“It was fortunate that we have a really good accounting system for our firm, and a full-time bookkeeper, and a very transparent system of billing for our clients,” Flournoy says. “It was quite a process keeping track of all that stuff.”
By the time the project was completed, almost the entire home, inside and out, had been remodeled.
The house received a greatly upgraded appearance and boost in curb appeal with new Lueders limestone that was used not only on the façade, but also enclosed the newly landscaped front yard. In what Flournoy calls his favorite feature of the home, the front porch was enclosed behind a 20-foot-wide, four-panel lift-and-slide door system from Dynamic Architectural Windows & Doors that helped blend the inside and outside, but still offered privacy.
The entire interior was redesigned to mix private and public space for entertaining. While the owners wanted a formal dining room, they also wanted an informal space for eating when it was just them and their children dining. Gallaugher designed a dining island in the kitchen that they use most of the time for family meals.
The formal dining room was inspired by the clients’ appreciation for Asian cuisine and lifestyle. The large table features a built-in Teppanyaki grill so food can be prepared and served by a chef right at the table. The new wine room houses the clients’ extensive collection.

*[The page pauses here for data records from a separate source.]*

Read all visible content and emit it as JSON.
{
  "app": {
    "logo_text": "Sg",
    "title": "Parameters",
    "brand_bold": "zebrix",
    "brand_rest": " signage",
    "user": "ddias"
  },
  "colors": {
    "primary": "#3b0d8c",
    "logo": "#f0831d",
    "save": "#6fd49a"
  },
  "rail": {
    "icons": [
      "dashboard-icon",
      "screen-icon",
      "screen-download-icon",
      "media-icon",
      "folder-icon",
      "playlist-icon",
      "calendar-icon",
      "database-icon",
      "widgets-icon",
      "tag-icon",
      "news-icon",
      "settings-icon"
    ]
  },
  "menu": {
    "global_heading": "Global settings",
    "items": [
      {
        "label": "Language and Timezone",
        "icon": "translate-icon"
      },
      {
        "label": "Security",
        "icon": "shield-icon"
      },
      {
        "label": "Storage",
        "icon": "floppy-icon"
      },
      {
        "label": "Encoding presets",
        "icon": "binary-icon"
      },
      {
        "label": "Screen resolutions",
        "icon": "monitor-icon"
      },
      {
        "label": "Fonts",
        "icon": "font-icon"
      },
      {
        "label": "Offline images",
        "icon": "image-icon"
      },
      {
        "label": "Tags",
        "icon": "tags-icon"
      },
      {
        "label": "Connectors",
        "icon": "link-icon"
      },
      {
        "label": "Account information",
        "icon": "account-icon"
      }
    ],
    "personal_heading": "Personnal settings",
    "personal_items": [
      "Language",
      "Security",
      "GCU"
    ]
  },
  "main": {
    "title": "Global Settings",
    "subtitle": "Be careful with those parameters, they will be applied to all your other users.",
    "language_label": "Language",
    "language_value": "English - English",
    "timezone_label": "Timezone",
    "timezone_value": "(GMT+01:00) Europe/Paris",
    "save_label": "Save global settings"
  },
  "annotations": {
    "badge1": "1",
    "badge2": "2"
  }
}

Finally, the homeowners wanted to upgrade the living space, with a more luxurious master suite offering a view of the city, a private children’s studio and a floor plan that helped the space flow better.
“The house didn’t have a whole lot of warmth and was … a little confusing,” Gallaugher says. “Now, it reflects the more sophisticated, sleek look they were looking for.”
The remodel was so successful, the home was featured in the AIA Austin Homes Tour 2011 last fall, and won a 2012 NARI CotY award.
“We went through so many little things, I didn’t even realize until the project was done that it had added up into a really nice looking project,” Gallaugher says.